First Holy Communion Mass Sunday August 26 @ 9.30am
We pray for and congratulate our candidates for First Holy Communion this weekend:-
Luse Asi, Paige Geypen, Hamish Fowler, Elias Fraser, Eli Herbst, Christopher Jorgensen, Ideg Jones Hogan, David Kilgour, Sandrene Mordeno, Rolfe Patalbo, Ally May Rawson, Tama Roberts and Jayla Strong.
All families are as always, warmly invited to come and celebrate Mass together.
Faith Facts this Week:-
week the Church celebrates the feast days of three great “founders”. On
31st of July St Ignatius is celebrated.
He was the founder of the Jesuit Order, who have been one of the most
influential orders in the history of the Church. Jesuits are involved in
academic, spiritual and missionary ministries around the world. Fr Robert Morris who was ordained by Bishop
Paul on 2 June 2018 in Christchurch is a Jesuit, as was Pope Francis before he
was made a bishop. St Alphonsus Liguori founded the Redemptorist order
and his feast day is celebrated on August 1st. St. Alphonsus was an accomplished preacher
and he has left to his followers, many volumes of writing that has won for him
the title of “Doctor of the Church”. The Redemptorists had a monastery
based in Bower Ave, Christchurch for many years. On August 3rd the Church marks the feast of St Dominic. Dominic
was a contemporary of St Francis, and the two started important religious
orders at the beginning of the 13th century. The Dominican order, sometimes
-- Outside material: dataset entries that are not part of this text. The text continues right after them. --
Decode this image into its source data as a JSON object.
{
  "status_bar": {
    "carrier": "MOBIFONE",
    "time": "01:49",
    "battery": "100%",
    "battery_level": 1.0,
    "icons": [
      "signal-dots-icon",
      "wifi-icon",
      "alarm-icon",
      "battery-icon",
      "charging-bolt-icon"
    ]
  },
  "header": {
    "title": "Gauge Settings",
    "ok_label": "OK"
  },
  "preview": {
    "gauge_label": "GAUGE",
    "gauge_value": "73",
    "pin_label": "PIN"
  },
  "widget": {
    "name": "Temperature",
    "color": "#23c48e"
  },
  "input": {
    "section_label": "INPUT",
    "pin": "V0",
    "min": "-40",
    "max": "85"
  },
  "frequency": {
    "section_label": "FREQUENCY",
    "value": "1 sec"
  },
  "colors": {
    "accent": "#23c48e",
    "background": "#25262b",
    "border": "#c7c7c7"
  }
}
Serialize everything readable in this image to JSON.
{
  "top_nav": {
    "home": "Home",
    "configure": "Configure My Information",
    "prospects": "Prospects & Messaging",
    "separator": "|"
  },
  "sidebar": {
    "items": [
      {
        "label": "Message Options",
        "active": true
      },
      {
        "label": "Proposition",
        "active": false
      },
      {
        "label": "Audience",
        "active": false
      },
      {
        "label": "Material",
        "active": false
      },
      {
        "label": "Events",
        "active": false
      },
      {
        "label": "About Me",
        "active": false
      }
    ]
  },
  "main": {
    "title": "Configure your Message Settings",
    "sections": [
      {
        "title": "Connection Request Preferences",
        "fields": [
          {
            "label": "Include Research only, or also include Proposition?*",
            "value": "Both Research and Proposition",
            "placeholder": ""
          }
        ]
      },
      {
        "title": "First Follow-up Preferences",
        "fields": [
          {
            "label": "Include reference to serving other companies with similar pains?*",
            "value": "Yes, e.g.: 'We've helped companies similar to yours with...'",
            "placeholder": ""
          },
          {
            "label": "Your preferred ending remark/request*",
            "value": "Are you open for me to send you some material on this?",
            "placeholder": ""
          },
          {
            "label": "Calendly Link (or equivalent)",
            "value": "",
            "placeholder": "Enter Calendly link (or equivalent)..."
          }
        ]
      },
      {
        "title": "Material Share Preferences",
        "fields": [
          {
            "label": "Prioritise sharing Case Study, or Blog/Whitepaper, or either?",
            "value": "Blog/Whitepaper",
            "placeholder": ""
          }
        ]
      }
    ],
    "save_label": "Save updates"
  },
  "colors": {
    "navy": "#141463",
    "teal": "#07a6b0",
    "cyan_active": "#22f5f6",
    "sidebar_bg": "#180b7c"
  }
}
referred to as the “Order of Preachers” includes sisters and friars
(priests), and their work is primarily academic focussed, with many Dominicans
working in tertiary education around the world.
Dominican sisters have staffed several primary and secondary schools in
New Zealand including Teschemakers and St Joseph's School (Oamaru), St Dominic’s (Dunedin) and St
Who was St Bernard? And what has it got to do
Bernard (1090-1153) was a clever
and Holy man who guided many princes, popes and holy people and helped them in
their faith. He founded an order of monks that grew to have many monasteries.
These were known as Cistercian monasteries.
was monastery high up in the Swiss mountains on the St Bernard’s Pass, it
was called the monastery of St Bernard. It was a hospice for the sick and
injured. At that monastery they had dogs that turned out to be very good at
rescuing people in the snow and ice. They became the name St Bernard. But guess what this monastery was named after
a different St Bernard! St Bernard of Menthon (923 – 1008). He started this
monastery for travellers.
Atua e Manaaki